Only lines with the string "hint" are wanted. Pull them out of the data.

[Information provided]

*** Block opens ***

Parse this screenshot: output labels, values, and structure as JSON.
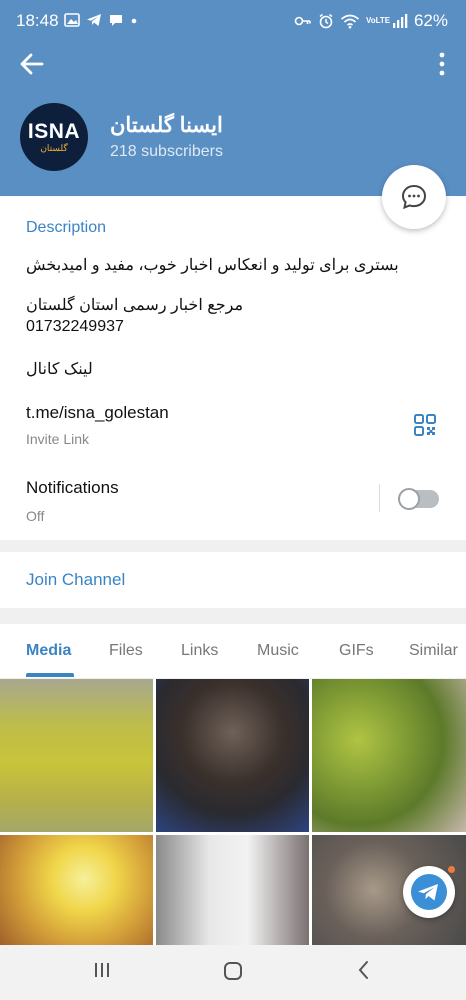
{
  "status_bar": {
    "time": "18:48",
    "left_icons": [
      "image-icon",
      "telegram-icon",
      "chat-icon",
      "dot-icon"
    ],
    "right_icons": [
      "key-icon",
      "alarm-icon",
      "wifi-icon",
      "volte-icon",
      "signal-icon"
    ],
    "volte_text": "VoLTE",
    "battery": "62%"
  },
  "header": {
    "channel_name": "ایسنا گلستان",
    "subscribers": "218 subscribers",
    "avatar_text": "ISNA",
    "avatar_subtext": "گلستان"
  },
  "description": {
    "title": "Description",
    "line1": "بستری برای تولید و انعکاس اخبار خوب، مفید و امیدبخش",
    "line2": "مرجع اخبار رسمی استان گلستان",
    "line3": "01732249937",
    "line4": "لینک کانال"
  },
  "invite": {
    "link": "t.me/isna_golestan",
    "label": "Invite Link"
  },
  "notifications": {
    "title": "Notifications",
    "state": "Off",
    "enabled": false
  },
  "join": {
    "label": "Join Channel"
  },
  "tabs": [
    "Media",
    "Files",
    "Links",
    "Music",
    "GIFs",
    "Similar"
  ],
  "active_tab": "Media",
  "colors": {
    "header": "#5a8fc4",
    "accent": "#3a84c4",
    "avatar_bg": "#0e1f3c",
    "avatar_accent": "#f2b13a"
  }
}
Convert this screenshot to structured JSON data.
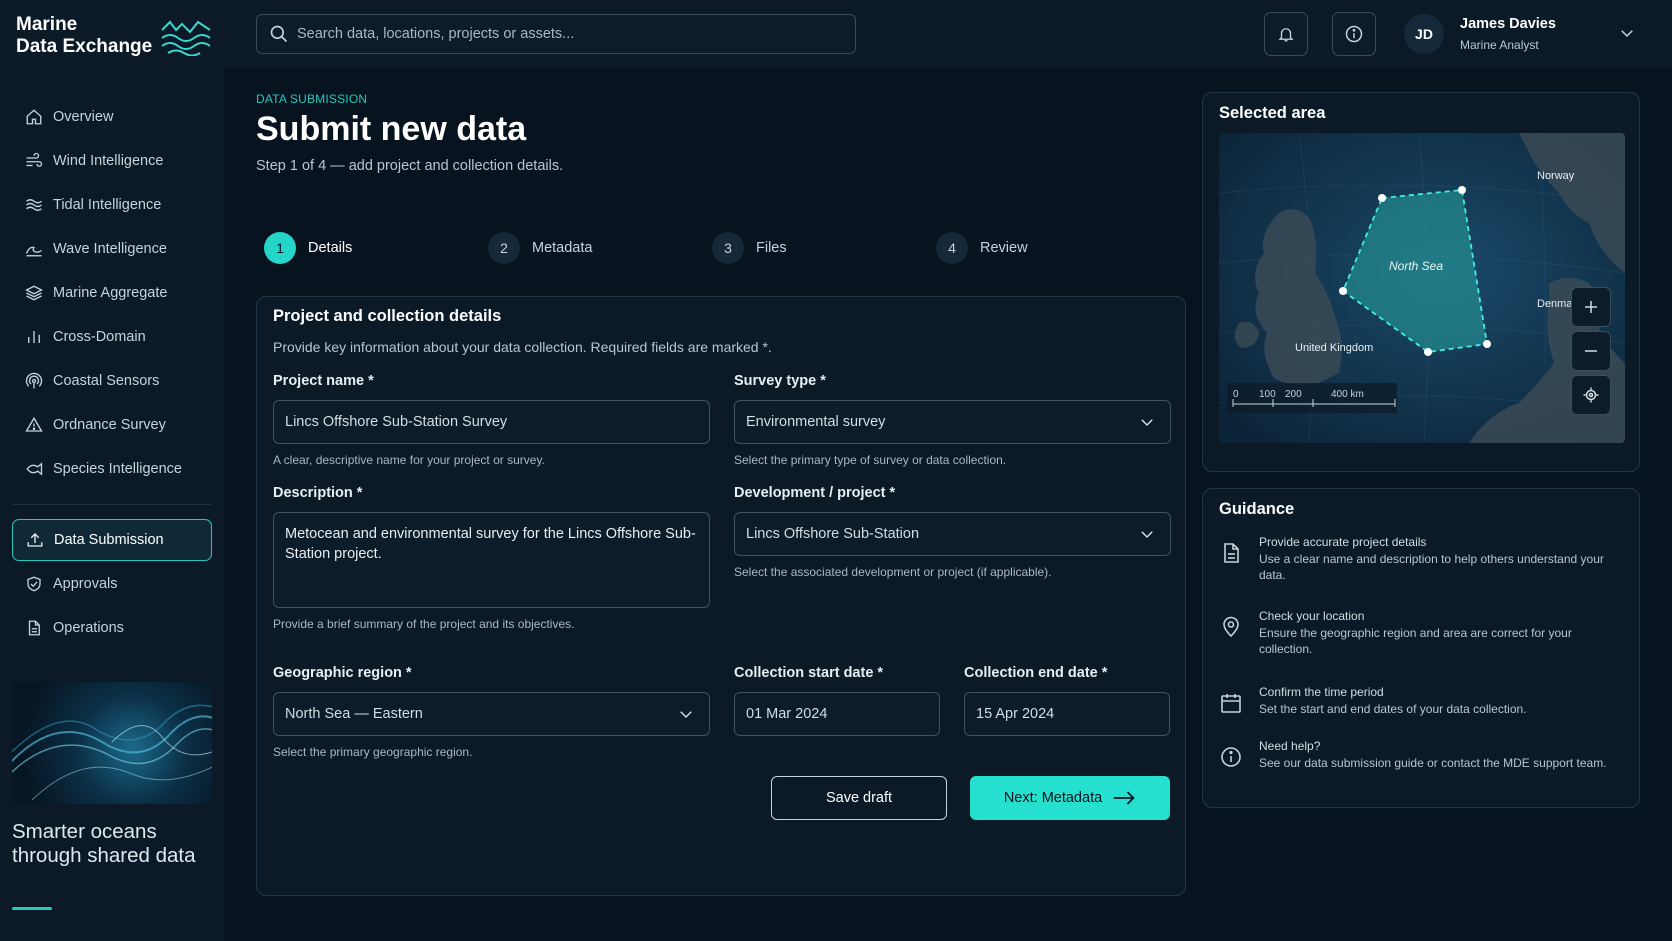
{
  "brand": {
    "line1": "Marine",
    "line2": "Data Exchange"
  },
  "search": {
    "placeholder": "Search data, locations, projects or assets..."
  },
  "user": {
    "initials": "JD",
    "name": "James Davies",
    "role": "Marine Analyst"
  },
  "sidebar": {
    "items": [
      {
        "label": "Overview",
        "icon": "home-icon"
      },
      {
        "label": "Wind Intelligence",
        "icon": "wind-icon"
      },
      {
        "label": "Tidal Intelligence",
        "icon": "tide-icon"
      },
      {
        "label": "Wave Intelligence",
        "icon": "wave-icon"
      },
      {
        "label": "Marine Aggregate",
        "icon": "layers-icon"
      },
      {
        "label": "Cross-Domain",
        "icon": "bars-icon"
      },
      {
        "label": "Coastal Sensors",
        "icon": "sensor-icon"
      },
      {
        "label": "Ordnance Survey",
        "icon": "warning-icon"
      },
      {
        "label": "Species Intelligence",
        "icon": "fish-icon"
      }
    ],
    "secondary": [
      {
        "label": "Data Submission",
        "icon": "upload-icon",
        "active": true
      },
      {
        "label": "Approvals",
        "icon": "shield-check-icon"
      },
      {
        "label": "Operations",
        "icon": "document-icon"
      }
    ],
    "tagline": "Smarter oceans through shared data"
  },
  "page": {
    "eyebrow": "DATA SUBMISSION",
    "title": "Submit new data",
    "subtitle": "Step 1 of 4 — add project and collection details."
  },
  "steps": [
    {
      "num": "1",
      "label": "Details",
      "active": true
    },
    {
      "num": "2",
      "label": "Metadata"
    },
    {
      "num": "3",
      "label": "Files"
    },
    {
      "num": "4",
      "label": "Review"
    }
  ],
  "form": {
    "title": "Project and collection details",
    "description": "Provide key information about your data collection. Required fields are marked *.",
    "project_name": {
      "label": "Project name *",
      "value": "Lincs Offshore Sub-Station Survey",
      "hint": "A clear, descriptive name for your project or survey."
    },
    "survey_type": {
      "label": "Survey type *",
      "value": "Environmental survey",
      "hint": "Select the primary type of survey or data collection."
    },
    "description_field": {
      "label": "Description *",
      "value": "Metocean and environmental survey for the Lincs Offshore Sub-Station project.",
      "hint": "Provide a brief summary of the project and its objectives."
    },
    "development": {
      "label": "Development / project *",
      "value": "Lincs Offshore Sub-Station",
      "hint": "Select the associated development or project (if applicable)."
    },
    "region": {
      "label": "Geographic region *",
      "value": "North Sea — Eastern",
      "hint": "Select the primary geographic region."
    },
    "start_date": {
      "label": "Collection start date *",
      "value": "01 Mar 2024"
    },
    "end_date": {
      "label": "Collection end date *",
      "value": "15 Apr 2024"
    },
    "save_label": "Save draft",
    "next_label": "Next: Metadata"
  },
  "map": {
    "title": "Selected area",
    "labels": {
      "norway": "Norway",
      "denmark": "Denma",
      "uk": "United Kingdom",
      "area": "North Sea"
    },
    "scale": [
      "0",
      "100",
      "200",
      "400 km"
    ]
  },
  "guidance": {
    "title": "Guidance",
    "items": [
      {
        "icon": "document-icon",
        "head": "Provide accurate project details",
        "text": "Use a clear name and description to help others understand your data."
      },
      {
        "icon": "location-pin-icon",
        "head": "Check your location",
        "text": "Ensure the geographic region and area are correct for your collection."
      },
      {
        "icon": "calendar-icon",
        "head": "Confirm the time period",
        "text": "Set the start and end dates of your data collection."
      },
      {
        "icon": "info-icon",
        "head": "Need help?",
        "text": "See our data submission guide or contact the MDE support team."
      }
    ]
  },
  "colors": {
    "accent": "#25e0cf",
    "background": "#07141f",
    "panel": "#0b1a26"
  }
}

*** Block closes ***

[Answer to the exercise]
      "hint": "A clear, descriptive name for your project or survey."
      "hint": "Select the primary type of survey or data collection."
      "hint": "Provide a brief summary of the project and its objectives."
      "hint": "Select the associated development or project (if applicable)."
      "hint": "Select the primary geographic region."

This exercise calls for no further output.